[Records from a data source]
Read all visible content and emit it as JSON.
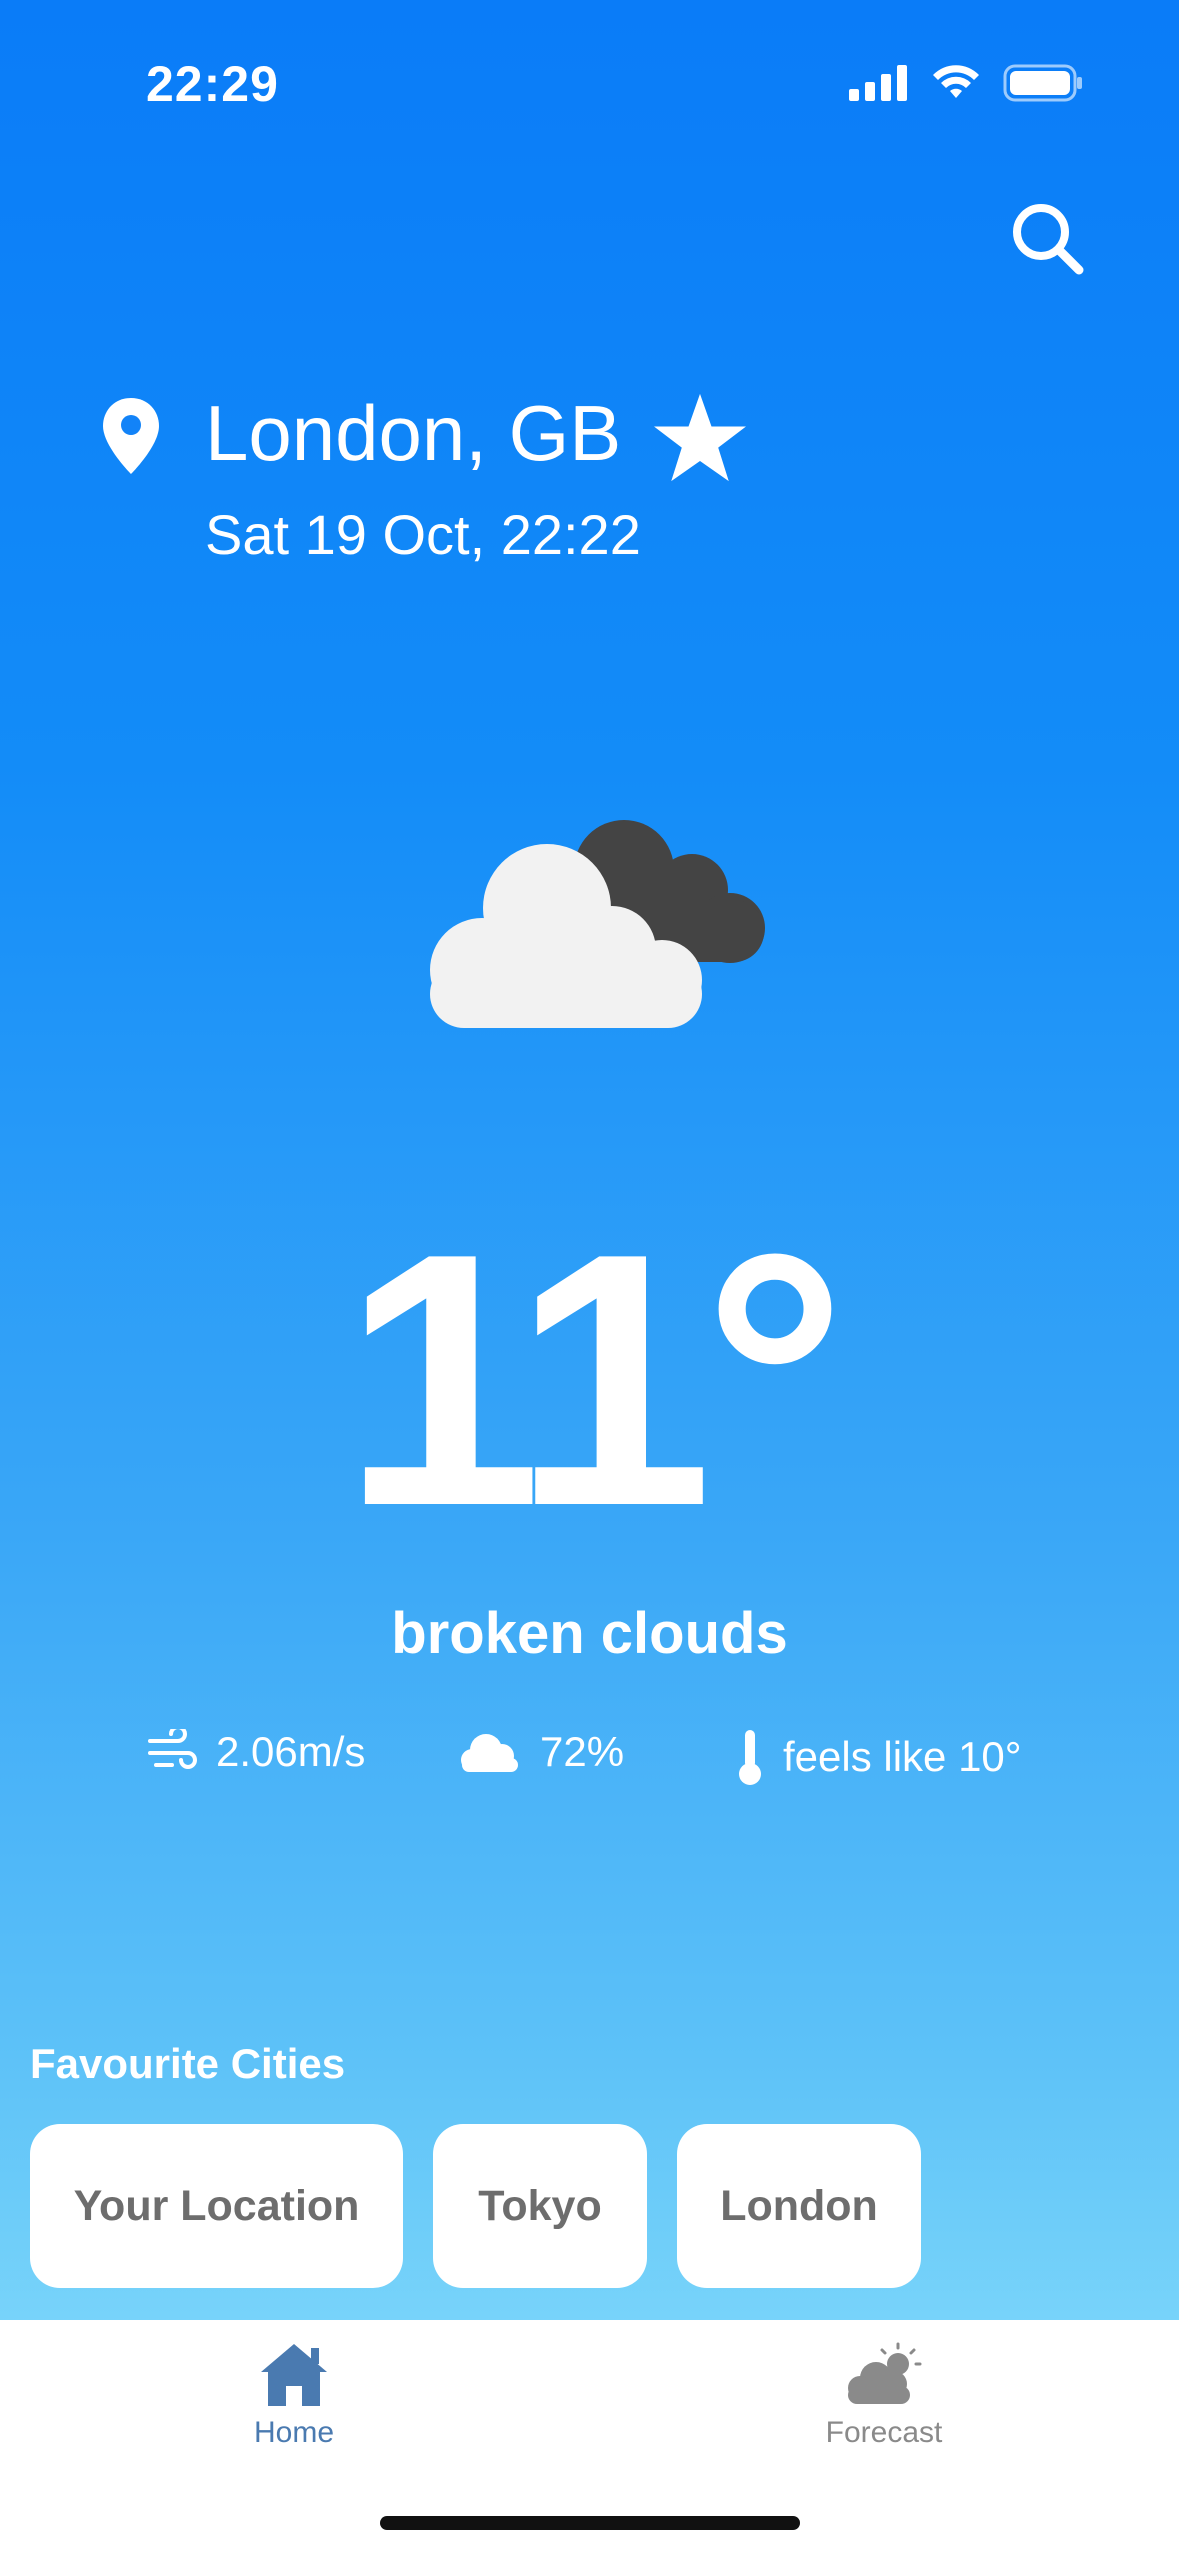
{
  "status_bar": {
    "time": "22:29"
  },
  "location": {
    "city": "London, GB",
    "datetime": "Sat 19 Oct, 22:22"
  },
  "current": {
    "temperature": "11°",
    "description": "broken clouds",
    "wind": "2.06m/s",
    "clouds": "72%",
    "feels_like": "feels like 10°"
  },
  "favourites": {
    "title": "Favourite Cities",
    "cities": [
      "Your Location",
      "Tokyo",
      "London"
    ]
  },
  "tabs": [
    {
      "label": "Home",
      "icon": "house-icon",
      "active": true
    },
    {
      "label": "Forecast",
      "icon": "cloud-sun-icon",
      "active": false
    }
  ],
  "colors": {
    "accent": "#4a7ab0",
    "inactive": "#8a8a8a",
    "sky_top": "#0a7cf8",
    "sky_bottom": "#8fe3fb"
  }
}
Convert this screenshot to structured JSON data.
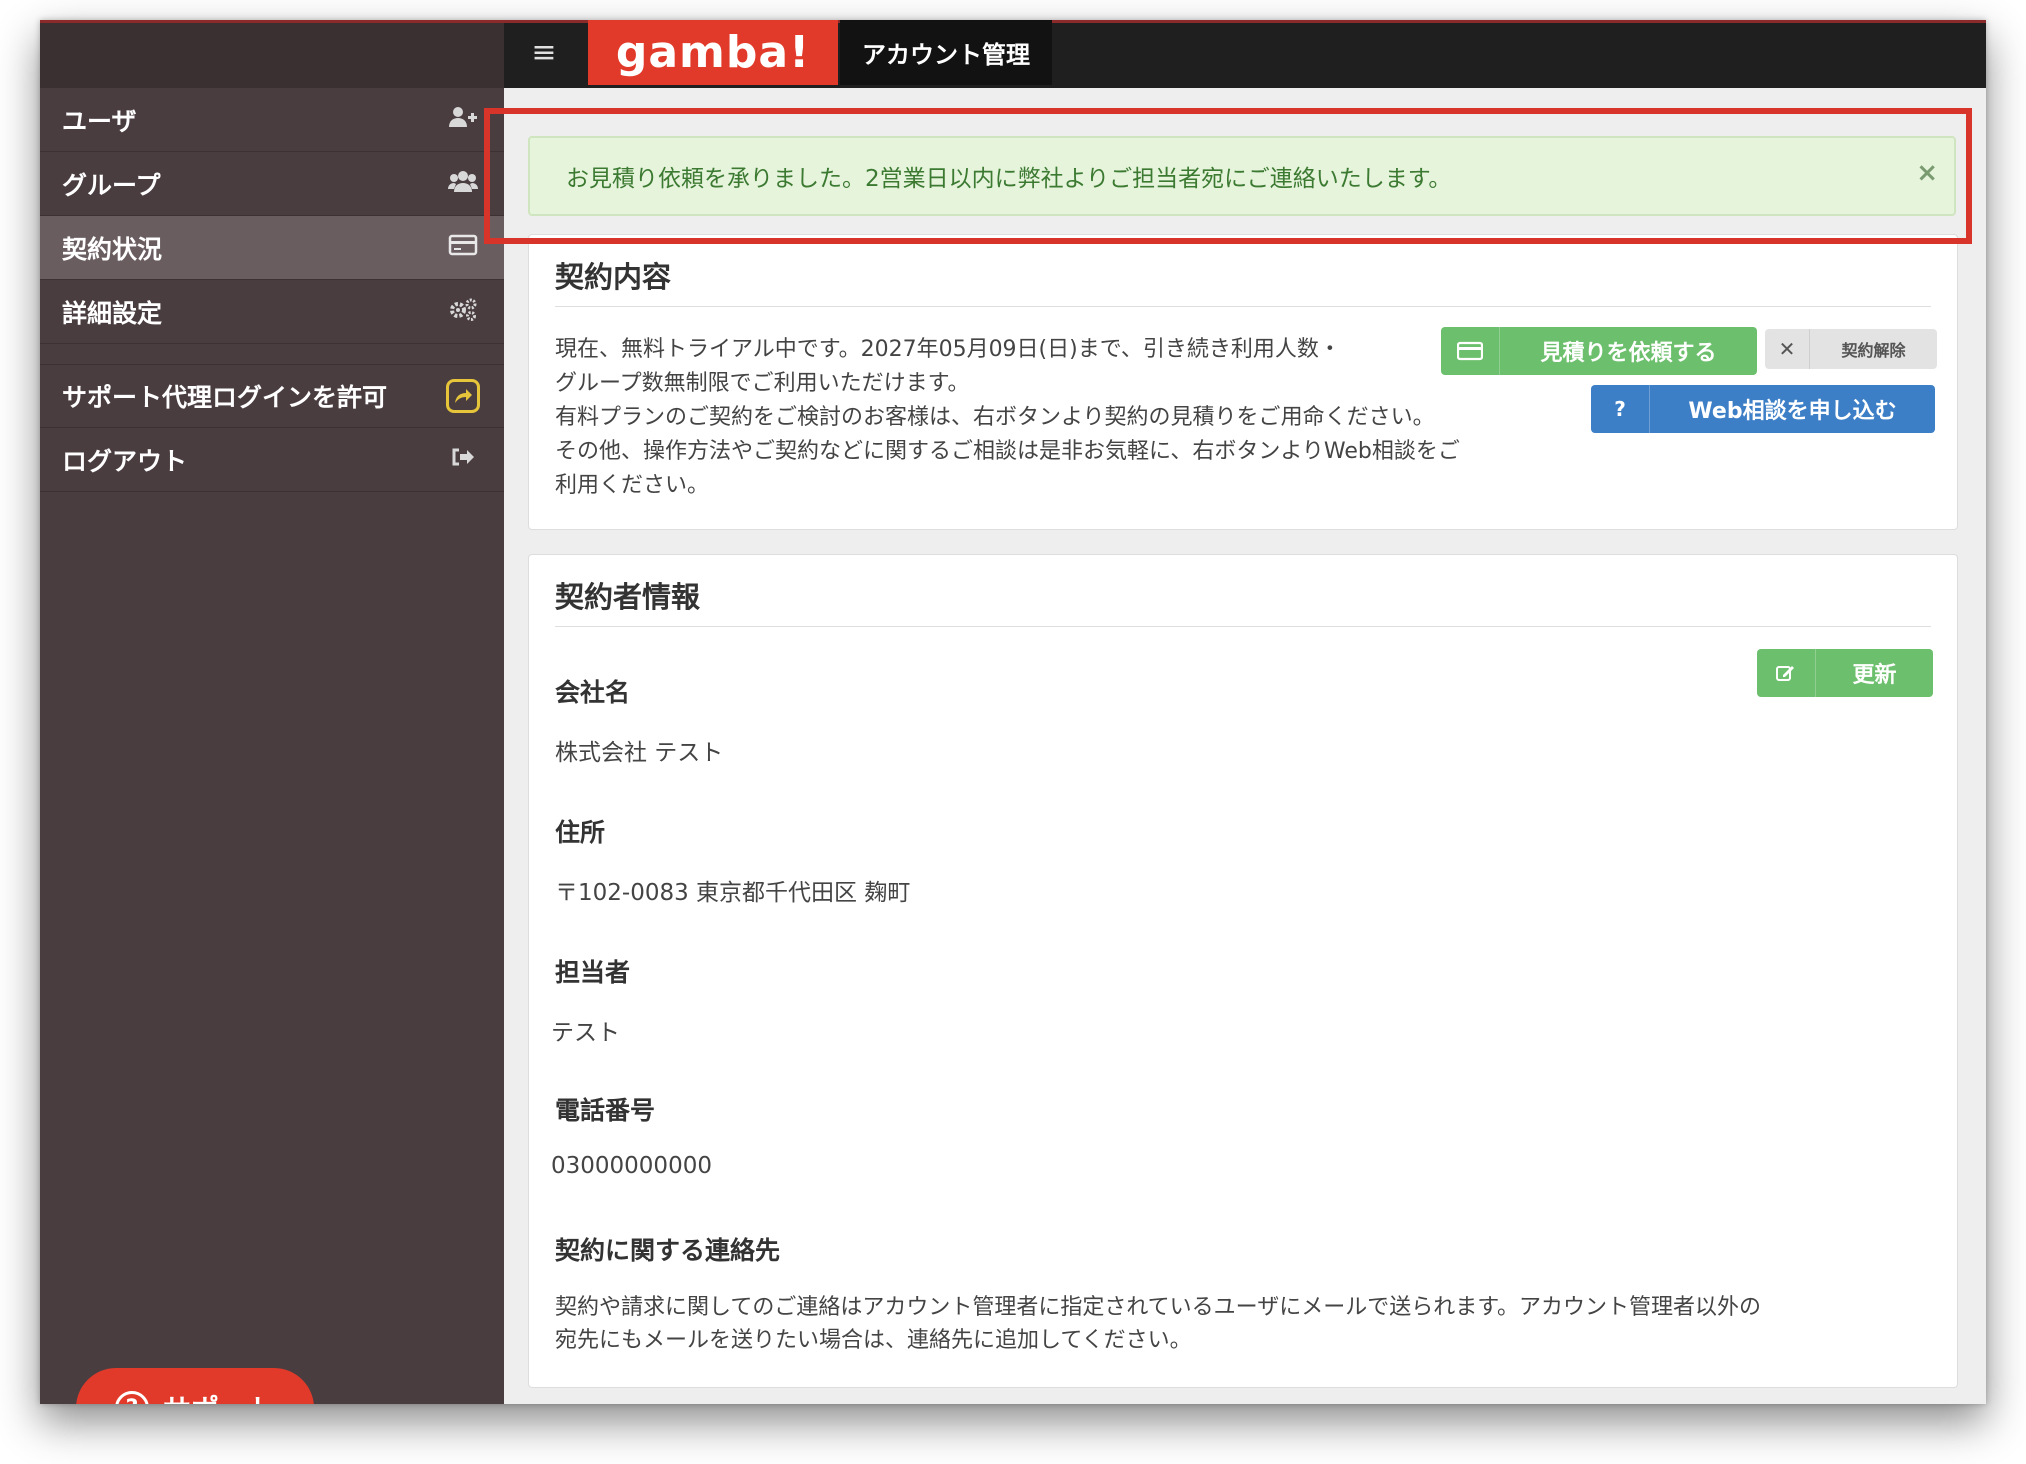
{
  "header": {
    "logo": "gamba!",
    "title": "アカウント管理"
  },
  "sidebar": {
    "items": [
      {
        "label": "ユーザ",
        "icon": "add-user-icon"
      },
      {
        "label": "グループ",
        "icon": "group-icon"
      },
      {
        "label": "契約状況",
        "icon": "credit-card-icon",
        "active": true
      },
      {
        "label": "詳細設定",
        "icon": "gears-icon"
      },
      {
        "label": "サポート代理ログインを許可",
        "icon": "share-icon"
      },
      {
        "label": "ログアウト",
        "icon": "sign-out-icon"
      }
    ],
    "support_button": "サポート"
  },
  "alert": {
    "message": "お見積り依頼を承りました。2営業日以内に弊社よりご担当者宛にご連絡いたします。",
    "close": "×"
  },
  "contract_panel": {
    "title": "契約内容",
    "lines": [
      "現在、無料トライアル中です。2027年05月09日(日)まで、引き続き利用人数・",
      "グループ数無制限でご利用いただけます。",
      "有料プランのご契約をご検討のお客様は、右ボタンより契約の見積りをご用命ください。",
      "その他、操作方法やご契約などに関するご相談は是非お気軽に、右ボタンよりWeb相談をご",
      "利用ください。"
    ],
    "quote_button": "見積りを依頼する",
    "cancel_button": "契約解除",
    "web_consult_button": "Web相談を申し込む"
  },
  "contractor_panel": {
    "title": "契約者情報",
    "update_button": "更新",
    "fields": [
      {
        "label": "会社名",
        "value": "株式会社 テスト"
      },
      {
        "label": "住所",
        "value": "〒102-0083 東京都千代田区 麹町"
      },
      {
        "label": "担当者",
        "value": "テスト"
      },
      {
        "label": "電話番号",
        "value": "03000000000"
      }
    ],
    "contact_title": "契約に関する連絡先",
    "contact_lines": [
      "契約や請求に関してのご連絡はアカウント管理者に指定されているユーザにメールで送られます。アカウント管理者以外の",
      "宛先にもメールを送りたい場合は、連絡先に追加してください。"
    ]
  },
  "colors": {
    "brand": "#e13a2a",
    "sidebar": "#4a3d40",
    "alert_bg": "#e6f4dc",
    "alert_text": "#3c7a32",
    "highlight_frame": "#d9342a",
    "button_green": "#6cbf6c",
    "button_blue": "#3d7fc7"
  }
}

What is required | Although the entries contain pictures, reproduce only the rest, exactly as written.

Result for this task |
Read all visible content and emit it as JSON.
{
  "status_bar": {
    "time": "22:29"
  },
  "location": {
    "city": "London, GB",
    "datetime": "Sat 19 Oct, 22:22"
  },
  "current": {
    "temperature": "11°",
    "description": "broken clouds",
    "wind": "2.06m/s",
    "clouds": "72%",
    "feels_like": "feels like 10°"
  },
  "favourites": {
    "title": "Favourite Cities",
    "cities": [
      "Your Location",
      "Tokyo",
      "London"
    ]
  },
  "tabs": [
    {
      "label": "Home",
      "icon": "house-icon",
      "active": true
    },
    {
      "label": "Forecast",
      "icon": "cloud-sun-icon",
      "active": false
    }
  ],
  "colors": {
    "accent": "#4a7ab0",
    "inactive": "#8a8a8a",
    "sky_top": "#0a7cf8",
    "sky_bottom": "#8fe3fb"
  }
}
Convert this screenshot to structured JSON data.
{
  "header": {
    "logo": "gamba!",
    "title": "アカウント管理"
  },
  "sidebar": {
    "items": [
      {
        "label": "ユーザ",
        "icon": "add-user-icon"
      },
      {
        "label": "グループ",
        "icon": "group-icon"
      },
      {
        "label": "契約状況",
        "icon": "credit-card-icon",
        "active": true
      },
      {
        "label": "詳細設定",
        "icon": "gears-icon"
      },
      {
        "label": "サポート代理ログインを許可",
        "icon": "share-icon"
      },
      {
        "label": "ログアウト",
        "icon": "sign-out-icon"
      }
    ],
    "support_button": "サポート"
  },
  "alert": {
    "message": "お見積り依頼を承りました。2営業日以内に弊社よりご担当者宛にご連絡いたします。",
    "close": "×"
  },
  "contract_panel": {
    "title": "契約内容",
    "lines": [
      "現在、無料トライアル中です。2027年05月09日(日)まで、引き続き利用人数・",
      "グループ数無制限でご利用いただけます。",
      "有料プランのご契約をご検討のお客様は、右ボタンより契約の見積りをご用命ください。",
      "その他、操作方法やご契約などに関するご相談は是非お気軽に、右ボタンよりWeb相談をご",
      "利用ください。"
    ],
    "quote_button": "見積りを依頼する",
    "cancel_button": "契約解除",
    "web_consult_button": "Web相談を申し込む"
  },
  "contractor_panel": {
    "title": "契約者情報",
    "update_button": "更新",
    "fields": [
      {
        "label": "会社名",
        "value": "株式会社 テスト"
      },
      {
        "label": "住所",
        "value": "〒102-0083 東京都千代田区 麹町"
      },
      {
        "label": "担当者",
        "value": "テスト"
      },
      {
        "label": "電話番号",
        "value": "03000000000"
      }
    ],
    "contact_title": "契約に関する連絡先",
    "contact_lines": [
      "契約や請求に関してのご連絡はアカウント管理者に指定されているユーザにメールで送られます。アカウント管理者以外の",
      "宛先にもメールを送りたい場合は、連絡先に追加してください。"
    ]
  },
  "colors": {
    "brand": "#e13a2a",
    "sidebar": "#4a3d40",
    "alert_bg": "#e6f4dc",
    "alert_text": "#3c7a32",
    "highlight_frame": "#d9342a",
    "button_green": "#6cbf6c",
    "button_blue": "#3d7fc7"
  }
}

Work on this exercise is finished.